That formula has Duke tied with Maryland atop the ACC standings and poised for a No. 2 or perhaps a No. 1 regional seed in the NCAA Tournament.
The Blue Devils have continued their incremental climb toward national elite status after posting a disappointing 22-11 record and losing in the first round of the 2007 NCAA Tournament when the current seniors were freshmen.
Duke seems likely to remain near the top of the ACC. Mason and Miles Plumlee are promising post players, and Smith will return as a backcourt leader next season.
Singler's decision on whether to return for his senior season will determine whether Duke is slotted in the preseason top five or top 15 nationally. Krzyzewski has said Singler will wait until after the season to decide.
Duke's backcourt should remain strong, with highly regarded freshman point guard Kyrie Irving and transfer Seth Curry joining Smith.
Teammates say former Liberty guard Curry - the brother of Golden State Warriors guard Stephen Curry - has demonstrated in practice that he's a superb shooter while sitting out this season under NCAA transfer rules.
"He's just like his dad [former Charlotte Hornet Dell Curry] and his brother," Smith said. "He can shoot the ball tremendously. He's also an all-around good player."
Freshmen a key
At North Carolina, Barnes will join a team that probably will count heavily on a freshman class that includes three McDonald's All-Americans.
Barnes, wing Reggie Bullock and point guard Kendall Marshall all might have opportunities to start as freshmen after the way the Tar Heels have performed this season. If those players are ready to make big contributions at the college level, North Carolina would seem to have a shot at returning to a high position in the ACC standings.
Even if forward Ed Davis leaves for the NBA and doesn't return as a junior (he hasn't announced a decision yet), North Carolina will have big, promising post players in Tyler Zeller and John Henson.

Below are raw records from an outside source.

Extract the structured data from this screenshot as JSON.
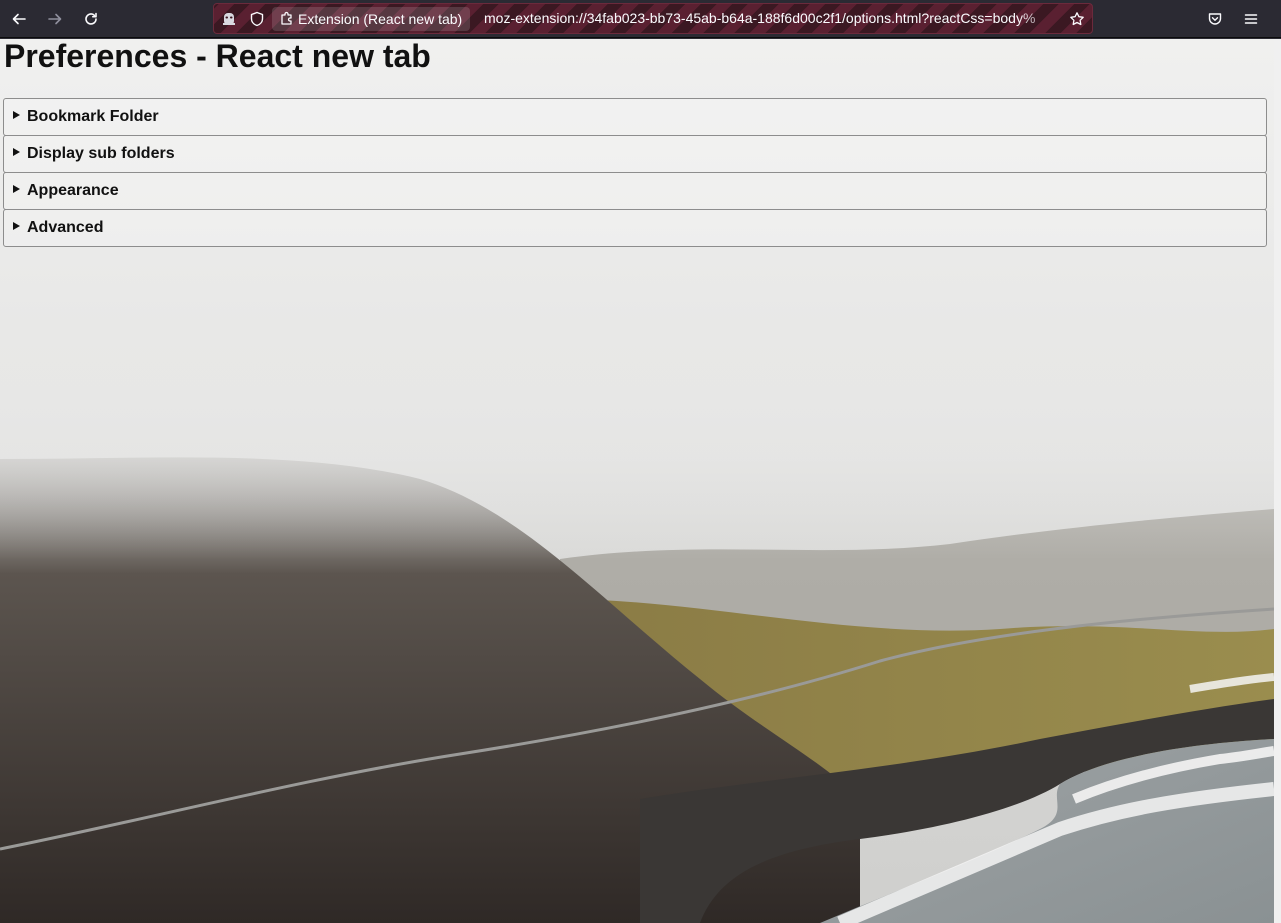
{
  "browser": {
    "tab_identity_label": "Extension (React new tab)",
    "url": "moz-extension://34fab023-bb73-45ab-b64a-188f6d00c2f1/options.html?reactCss=body%",
    "icons": [
      "back-icon",
      "forward-icon",
      "reload-icon",
      "private-mask-icon",
      "tracking-shield-icon",
      "extension-puzzle-icon",
      "bookmark-star-icon",
      "pocket-icon",
      "menu-icon"
    ]
  },
  "page": {
    "title": "Preferences - React new tab",
    "sections": [
      {
        "label": "Bookmark Folder"
      },
      {
        "label": "Display sub folders"
      },
      {
        "label": "Appearance"
      },
      {
        "label": "Advanced"
      }
    ]
  },
  "colors": {
    "toolbar_bg": "#2b2a33",
    "private_url_stripe_a": "#3b1822",
    "private_url_stripe_b": "#5a2031"
  }
}
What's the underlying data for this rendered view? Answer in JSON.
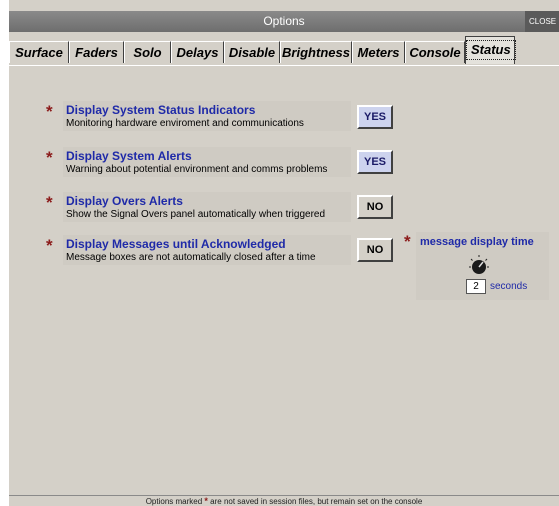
{
  "window": {
    "title": "Options",
    "close_label": "CLOSE"
  },
  "tabs": [
    {
      "label": "Surface"
    },
    {
      "label": "Faders"
    },
    {
      "label": "Solo"
    },
    {
      "label": "Delays"
    },
    {
      "label": "Disable"
    },
    {
      "label": "Brightness"
    },
    {
      "label": "Meters"
    },
    {
      "label": "Console"
    },
    {
      "label": "Status",
      "active": true
    }
  ],
  "options": [
    {
      "title": "Display System Status Indicators",
      "desc": "Monitoring hardware enviroment and communications",
      "value": "YES"
    },
    {
      "title": "Display System Alerts",
      "desc": "Warning about potential environment and comms problems",
      "value": "YES"
    },
    {
      "title": "Display Overs Alerts",
      "desc": "Show the Signal Overs panel automatically when triggered",
      "value": "NO"
    },
    {
      "title": "Display Messages until Acknowledged",
      "desc": "Message boxes are not automatically closed after a time",
      "value": "NO"
    }
  ],
  "message_display": {
    "label": "message display time",
    "value": "2",
    "unit": "seconds"
  },
  "footer": {
    "before": "Options marked",
    "star": "*",
    "after": "are not saved in session files, but remain set on the console"
  },
  "colors": {
    "accent_text": "#1f2aa8",
    "star": "#8b1a1a",
    "yes_bg": "#cdd3ee"
  }
}
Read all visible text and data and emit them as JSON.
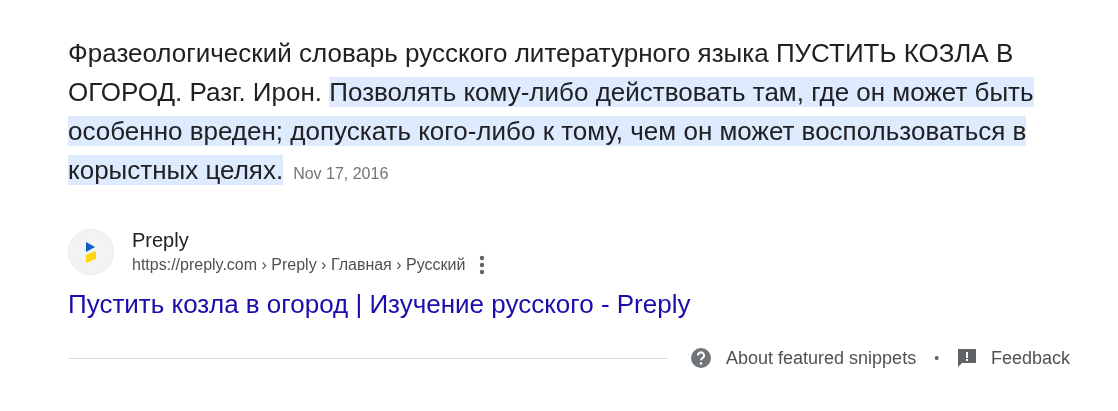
{
  "snippet": {
    "lead": "Фразеологический словарь русского литературного языка ПУСТИТЬ КОЗЛА В ОГОРОД. Разг. Ирон. ",
    "highlight": "Позволять кому-либо действовать там, где он может быть особенно вреден; допускать кого-либо к тому, чем он может воспользоваться в корыстных целях.",
    "date": "Nov 17, 2016"
  },
  "source": {
    "name": "Preply",
    "url": "https://preply.com › Preply › Главная › Русский"
  },
  "result_title": "Пустить козла в огород | Изучение русского - Preply",
  "footer": {
    "about": "About featured snippets",
    "separator": "•",
    "feedback": "Feedback"
  }
}
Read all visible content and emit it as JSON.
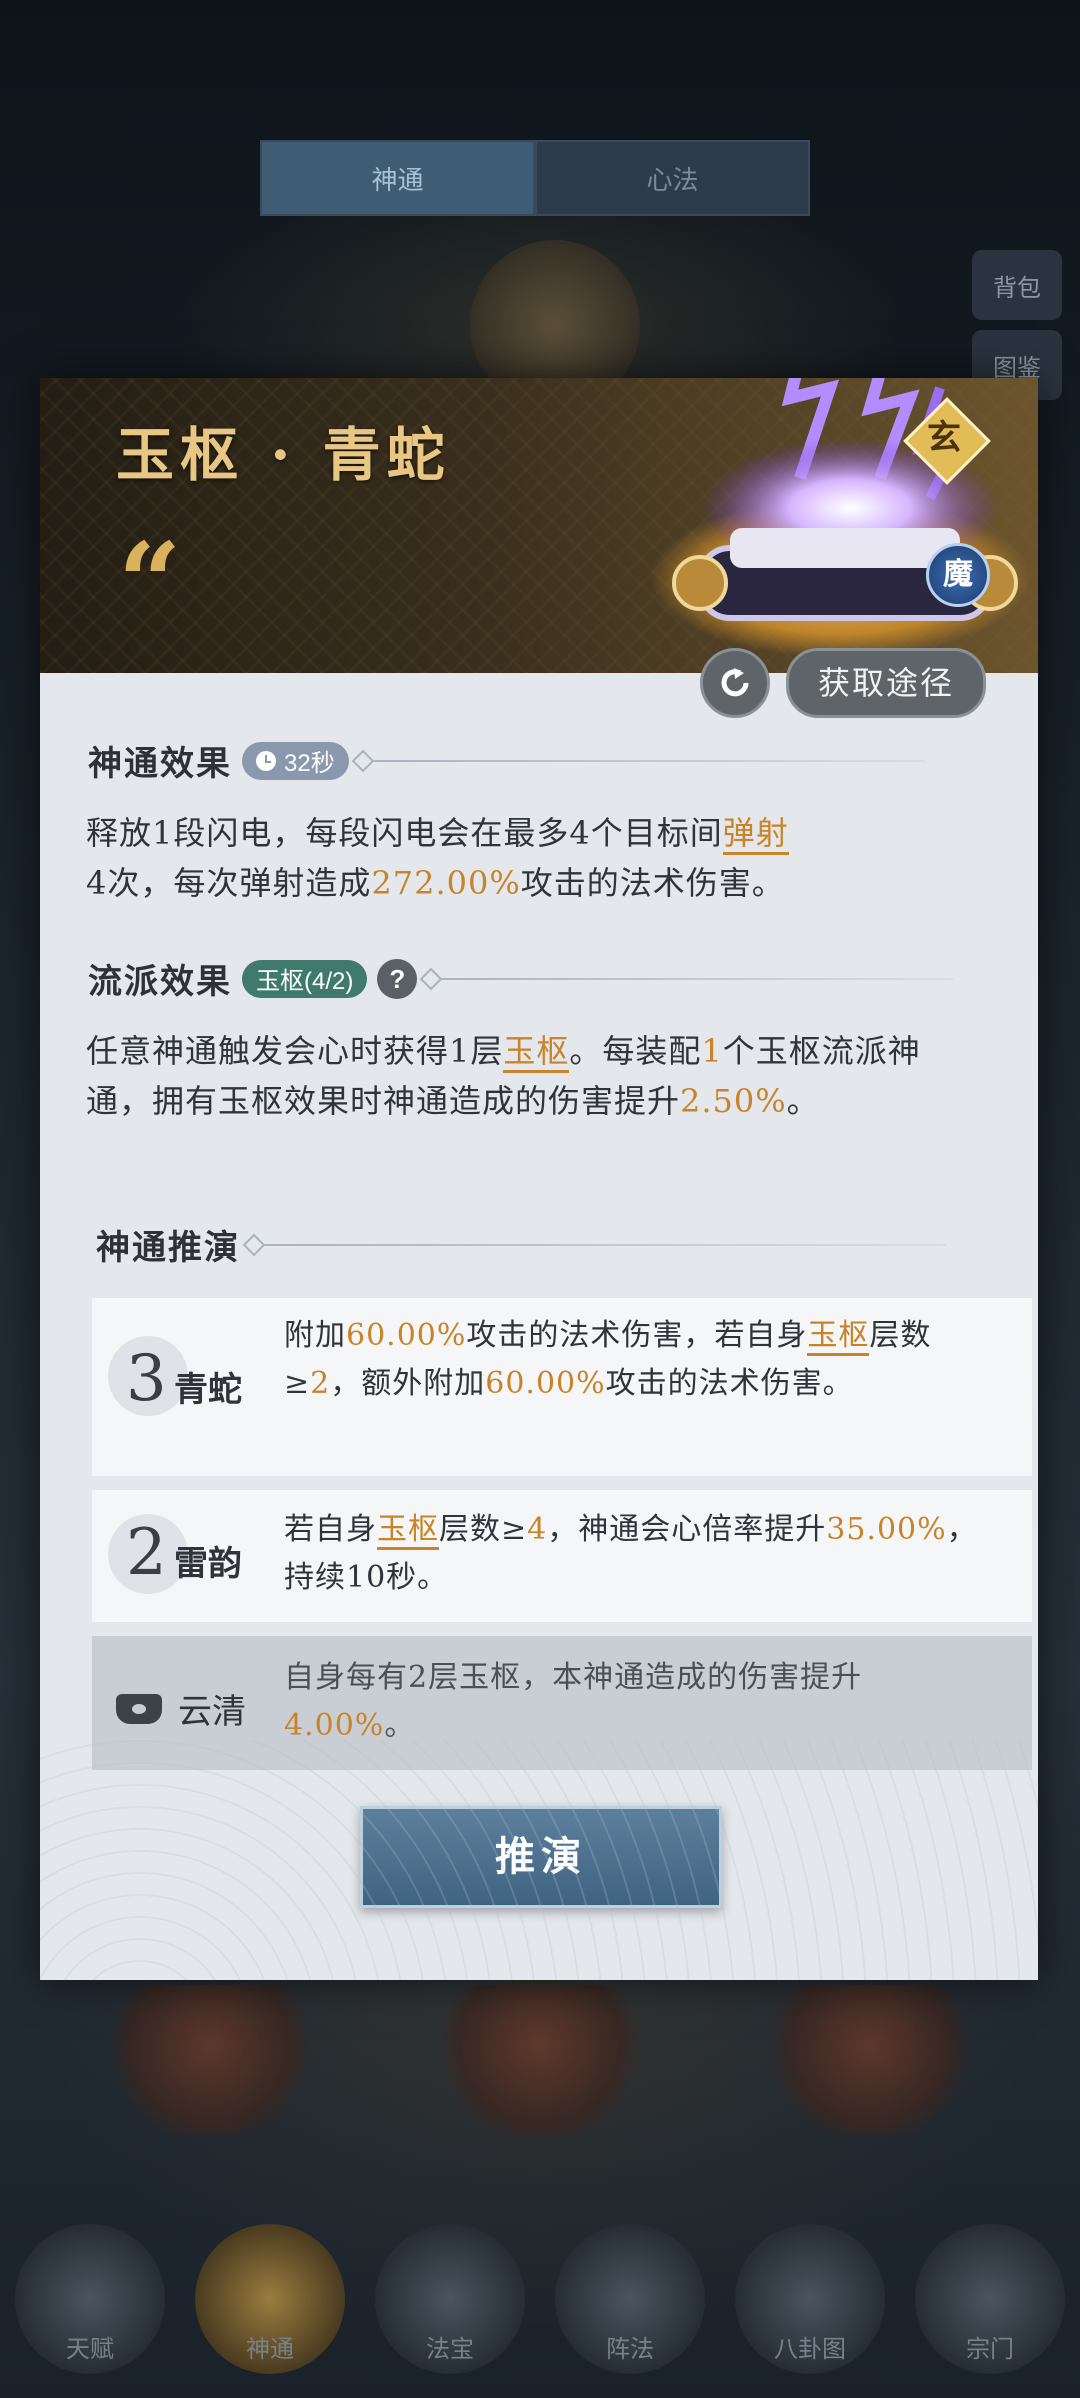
{
  "background": {
    "tabs": [
      "神通",
      "心法"
    ],
    "side_labels": [
      "背包",
      "图鉴"
    ],
    "nav_labels": [
      "天赋",
      "神通",
      "法宝",
      "阵法",
      "八卦图",
      "宗门"
    ]
  },
  "panel": {
    "title": "玉枢 · 青蛇",
    "quote_mark": "“",
    "grade": "玄",
    "type_badge": "魔",
    "acquire_label": "获取途径",
    "effect": {
      "heading": "神通效果",
      "cooldown": "32秒",
      "text_segments": [
        "释放1段闪电，每段闪电会在最多4个目标间",
        "弹射",
        "4次，每次弹射造成",
        "272.00%",
        "攻击的法术伤害。"
      ]
    },
    "school": {
      "heading": "流派效果",
      "tag": "玉枢(4/2)",
      "help": "?",
      "text_segments": [
        "任意神通触发会心时获得1层",
        "玉枢",
        "。每装配",
        "1",
        "个玉枢流派神通，拥有玉枢效果时神通造成的伤害提升",
        "2.50%",
        "。"
      ]
    },
    "deduce": {
      "heading": "神通推演",
      "rows": [
        {
          "level": "3",
          "name": "青蛇",
          "segments": [
            "附加",
            "60.00%",
            "攻击的法术伤害，若自身",
            "玉枢",
            "层数≥",
            "2",
            "，额外附加",
            "60.00%",
            "攻击的法术伤害。"
          ]
        },
        {
          "level": "2",
          "name": "雷韵",
          "segments": [
            "若自身",
            "玉枢",
            "层数≥",
            "4",
            "，神通会心倍率提升",
            "35.00%",
            "，持续10秒。"
          ]
        },
        {
          "level": "",
          "name": "云清",
          "segments": [
            "自身每有2层玉枢，本神通造成的伤害提升",
            "4.00%",
            "。"
          ]
        }
      ],
      "button_label": "推演"
    }
  }
}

Will Graves, who's averaging 9.9 points per game, also will be back as a wing.
And Dexter Strickland, Larry Drew and Leslie McDonald could get more chances to develop into more dependable backcourt players. So it's not as if the cupboard will be empty as Williams re-stocks it with Barnes, Bullock and Marshall.
"I know North Carolina will be more competitive next year, or should be," Gibbons said. "You never say anything definite with this team. But they should be more at the level that was expected of them this year."
Then again, this season's seismic shift proves the folly of prognostication and proves that the relative standing of Duke and North Carolina in their endless bids to control the rivalry can change in a hurry.